GLOW Workwear supports DACA. Because we aren't scared of people being able to work.

I have a feeling. 

It's a good feeling when I'm working. Physically working outside and I'm sweaty and the fall air is crisp. Damn, is that pumpkin pie I smell in the air? No, I made that up. My body is generating a lot of heat yet the air is cold around me. It's that magical combo.

Today I wonder what It would feel like to not be able to work freely. What if I were a child of an undocumented immigrant, crossing the border some years ago, as a baby. What would my life look like if I was scared I'd be deported to a country I didn't even know? 

I have a lot of questions I don't have an answer to. I let my mind wander while I work. Where would I work if I was undocumented? I would be limited in how I contributed my skills. I couldn't just work any ol' job I wanted. 

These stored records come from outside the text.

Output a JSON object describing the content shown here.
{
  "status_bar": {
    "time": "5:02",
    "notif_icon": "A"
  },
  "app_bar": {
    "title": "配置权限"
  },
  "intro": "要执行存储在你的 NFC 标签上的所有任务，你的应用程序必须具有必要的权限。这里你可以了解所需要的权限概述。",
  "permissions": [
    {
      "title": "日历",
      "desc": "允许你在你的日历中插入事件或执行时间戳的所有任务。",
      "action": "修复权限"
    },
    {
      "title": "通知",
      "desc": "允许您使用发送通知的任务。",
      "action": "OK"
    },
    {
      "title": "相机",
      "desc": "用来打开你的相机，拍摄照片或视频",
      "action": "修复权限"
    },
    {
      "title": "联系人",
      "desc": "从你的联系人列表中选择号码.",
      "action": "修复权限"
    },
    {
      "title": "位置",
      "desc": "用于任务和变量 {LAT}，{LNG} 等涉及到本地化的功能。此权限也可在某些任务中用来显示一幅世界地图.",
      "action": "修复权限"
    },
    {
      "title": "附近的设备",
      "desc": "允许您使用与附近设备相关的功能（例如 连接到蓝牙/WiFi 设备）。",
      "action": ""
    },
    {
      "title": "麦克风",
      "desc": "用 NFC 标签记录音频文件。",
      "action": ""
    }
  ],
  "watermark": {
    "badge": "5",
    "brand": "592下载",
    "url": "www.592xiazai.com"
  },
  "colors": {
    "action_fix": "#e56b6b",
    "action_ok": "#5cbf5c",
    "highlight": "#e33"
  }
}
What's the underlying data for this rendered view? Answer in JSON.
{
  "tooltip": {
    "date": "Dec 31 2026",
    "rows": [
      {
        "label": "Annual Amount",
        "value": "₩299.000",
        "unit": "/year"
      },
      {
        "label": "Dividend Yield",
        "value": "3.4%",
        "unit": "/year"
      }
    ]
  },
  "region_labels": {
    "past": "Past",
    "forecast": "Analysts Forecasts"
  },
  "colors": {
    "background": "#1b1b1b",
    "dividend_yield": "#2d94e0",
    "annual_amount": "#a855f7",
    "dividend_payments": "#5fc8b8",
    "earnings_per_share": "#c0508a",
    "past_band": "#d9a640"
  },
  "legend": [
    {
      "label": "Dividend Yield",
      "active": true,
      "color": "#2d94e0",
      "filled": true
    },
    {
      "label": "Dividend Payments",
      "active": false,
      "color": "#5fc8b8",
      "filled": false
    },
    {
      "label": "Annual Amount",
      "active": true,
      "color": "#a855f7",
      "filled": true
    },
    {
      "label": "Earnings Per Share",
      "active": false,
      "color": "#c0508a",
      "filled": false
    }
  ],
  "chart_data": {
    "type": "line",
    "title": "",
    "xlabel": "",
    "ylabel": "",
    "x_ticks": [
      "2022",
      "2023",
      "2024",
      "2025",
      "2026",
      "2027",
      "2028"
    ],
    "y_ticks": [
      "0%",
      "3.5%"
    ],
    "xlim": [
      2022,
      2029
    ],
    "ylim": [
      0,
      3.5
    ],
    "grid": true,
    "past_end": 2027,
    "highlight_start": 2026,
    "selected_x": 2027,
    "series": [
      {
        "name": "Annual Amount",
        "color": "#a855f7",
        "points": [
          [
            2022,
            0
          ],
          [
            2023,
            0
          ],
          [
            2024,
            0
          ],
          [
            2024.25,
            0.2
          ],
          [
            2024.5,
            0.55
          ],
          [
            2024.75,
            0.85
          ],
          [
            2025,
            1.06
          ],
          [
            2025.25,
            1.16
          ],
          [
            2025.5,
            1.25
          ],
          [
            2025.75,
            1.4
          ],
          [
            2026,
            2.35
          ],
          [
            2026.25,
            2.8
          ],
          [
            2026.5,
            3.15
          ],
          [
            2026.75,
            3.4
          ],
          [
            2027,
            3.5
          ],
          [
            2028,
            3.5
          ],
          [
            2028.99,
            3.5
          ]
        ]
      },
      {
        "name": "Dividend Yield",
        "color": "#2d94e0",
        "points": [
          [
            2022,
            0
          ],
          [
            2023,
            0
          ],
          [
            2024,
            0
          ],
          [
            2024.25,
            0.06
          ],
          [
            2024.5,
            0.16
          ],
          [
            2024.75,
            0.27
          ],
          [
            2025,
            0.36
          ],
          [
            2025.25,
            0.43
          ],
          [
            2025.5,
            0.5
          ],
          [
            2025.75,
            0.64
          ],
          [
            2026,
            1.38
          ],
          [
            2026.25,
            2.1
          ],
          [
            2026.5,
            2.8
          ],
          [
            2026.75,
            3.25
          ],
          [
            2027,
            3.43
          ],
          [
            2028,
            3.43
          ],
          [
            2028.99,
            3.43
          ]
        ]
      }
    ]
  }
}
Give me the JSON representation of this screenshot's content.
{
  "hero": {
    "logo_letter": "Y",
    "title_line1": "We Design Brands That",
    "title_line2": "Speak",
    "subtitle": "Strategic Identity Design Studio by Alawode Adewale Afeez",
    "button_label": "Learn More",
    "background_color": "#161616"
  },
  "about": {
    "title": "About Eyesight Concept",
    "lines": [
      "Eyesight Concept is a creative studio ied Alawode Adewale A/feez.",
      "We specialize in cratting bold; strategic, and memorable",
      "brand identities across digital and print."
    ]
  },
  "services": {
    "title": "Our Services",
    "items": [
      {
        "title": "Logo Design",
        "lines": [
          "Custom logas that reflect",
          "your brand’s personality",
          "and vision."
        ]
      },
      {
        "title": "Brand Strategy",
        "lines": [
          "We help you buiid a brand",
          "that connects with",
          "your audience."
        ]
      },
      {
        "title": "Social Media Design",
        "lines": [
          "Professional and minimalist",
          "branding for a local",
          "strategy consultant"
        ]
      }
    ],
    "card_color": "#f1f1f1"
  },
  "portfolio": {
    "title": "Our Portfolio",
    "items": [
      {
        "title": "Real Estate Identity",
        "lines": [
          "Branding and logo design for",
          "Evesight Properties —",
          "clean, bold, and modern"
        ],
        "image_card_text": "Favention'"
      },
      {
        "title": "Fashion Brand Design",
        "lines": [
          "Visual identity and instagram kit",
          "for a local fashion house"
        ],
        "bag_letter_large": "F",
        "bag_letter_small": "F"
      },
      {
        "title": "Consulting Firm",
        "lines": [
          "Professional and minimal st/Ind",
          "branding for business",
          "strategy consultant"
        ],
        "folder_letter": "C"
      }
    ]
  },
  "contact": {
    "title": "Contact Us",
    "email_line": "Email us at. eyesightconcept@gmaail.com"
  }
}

After college, I worked for a few months in Denver. I worked at an after school reading program. I worked with 4th graders that ran a train over me in the classroom (Hi real teachers! Thanks for doing what you do!). I also worked with 1st graders. They were so much kinder. Sitting in the cafeteria, we all chomping carrot sticks, I asked if they ever went back to Mexico to visit their hometowns. I wondered, romantically, so-super-white-growing-up-in-Vermont-like. They looked at each other laughing, then at me laughing. I waited. I was used to having no control or guessing what kids were thinking. They say in unison, in English, and in Spanish, "Oh, miss, we don't have papers. No tenemos papeles." The girls then rattled off when they come to the US: 3 months, 2-years-old, 7 weeks, 3-years-old. 

It starts to paint a picture. Babies. Just babies, with no memories yet. Yet, here they are in first grade and we are discussing what middle school, high school, and even college could look like. They don't think they will be able to go to college because they don't have papers but they are hopeful. 

I continue to shovel dirt. My brain mulling over my facebook feed articles and DACA. My warm memories of the first graders with cute braids and colorful hair ties, that you know concerned, loving mothers put in before sending their daughters to school. Could they, would they go to college?

I get my phone out. I send a message to my three Wyoming representatives letting them know that they **news flash**  represent me. Also, it makes me happy when technology works. Check. it. out below, and here.


Working how you want to work makes you the most productive human. It uses your desires and skills how you see fit. Glow Workwear supports people digging, cutting, building, running, driving, skipping... doing shit, aspiringly unencumbered. We support undocumented 1st graders growing up to work freely, doing whatever stuff pops into their heads. 

Today, I hope you are working how you see fit for yourself. Give a shout out to your representatives (it's like texting them!) to let them know, people should be able to work and use their talents. We don't need to pick on kids. 

As always, follow along as we build Glow Workwear. Subscribe to our emails, It's better than stepping in fresh cow shit!


Emily ParsonsComment